» WORK TO COMPLETE
Which lines of the data below hold "Market"? Copy each of them.

» Dataset rows describing interfaces
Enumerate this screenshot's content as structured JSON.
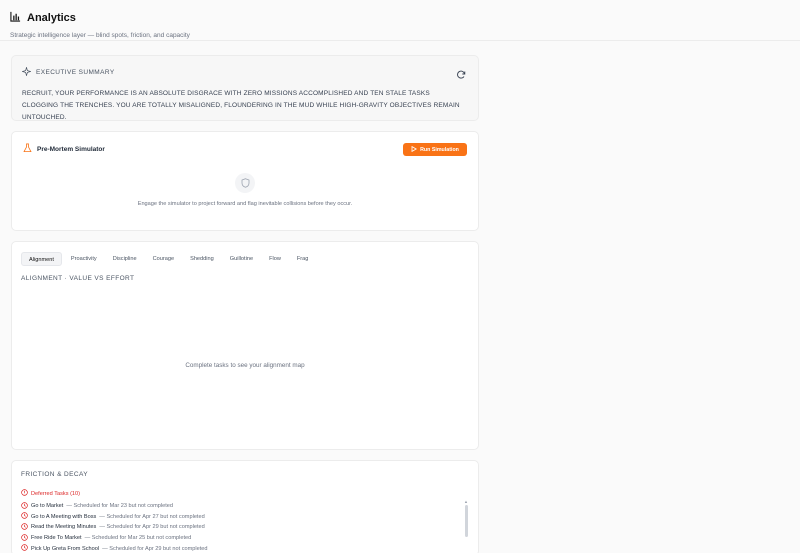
{
  "header": {
    "title": "Analytics",
    "subtitle": "Strategic intelligence layer — blind spots, friction, and capacity",
    "icon": "bar-chart-icon"
  },
  "executive_summary": {
    "label": "EXECUTIVE SUMMARY",
    "icon": "sparkle-icon",
    "refresh_icon": "refresh-icon",
    "text": "RECRUIT, YOUR PERFORMANCE IS AN ABSOLUTE DISGRACE WITH ZERO MISSIONS ACCOMPLISHED AND TEN STALE TASKS CLOGGING THE TRENCHES. YOU ARE TOTALLY MISALIGNED, FLOUNDERING IN THE MUD WHILE HIGH-GRAVITY OBJECTIVES REMAIN UNTOUCHED."
  },
  "pre_mortem": {
    "label": "Pre-Mortem Simulator",
    "icon": "flask-icon",
    "button_label": "Run Simulation",
    "button_icon": "play-icon",
    "empty_icon": "shield-icon",
    "empty_text": "Engage the simulator to project forward and flag inevitable collisions before they occur.",
    "accent": "#f97316"
  },
  "tabs": {
    "items": [
      {
        "label": "Alignment",
        "active": true
      },
      {
        "label": "Proactivity",
        "active": false
      },
      {
        "label": "Discipline",
        "active": false
      },
      {
        "label": "Courage",
        "active": false
      },
      {
        "label": "Shedding",
        "active": false
      },
      {
        "label": "Guillotine",
        "active": false
      },
      {
        "label": "Flow",
        "active": false
      },
      {
        "label": "Frag",
        "active": false
      }
    ],
    "section_label": "ALIGNMENT · VALUE VS EFFORT",
    "empty_text": "Complete tasks to see your alignment map"
  },
  "friction": {
    "label": "FRICTION & DECAY",
    "deferred_label": "Deferred Tasks (10)",
    "deferred_color": "#dc2626",
    "tasks": [
      {
        "name": "Go to Market",
        "note": "— Scheduled for Mar 23 but not completed"
      },
      {
        "name": "Go to A Meeting with Boss",
        "note": "— Scheduled for Apr 27 but not completed"
      },
      {
        "name": "Read the Meeting Minutes",
        "note": "— Scheduled for Apr 29 but not completed"
      },
      {
        "name": "Free Ride To Market",
        "note": "— Scheduled for Mar 25 but not completed"
      },
      {
        "name": "Pick Up Greta From School",
        "note": "— Scheduled for Apr 29 but not completed"
      }
    ]
  }
}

» SOLVED EXERCISE
        "name": "Go to Market",
        "name": "Free Ride To Market",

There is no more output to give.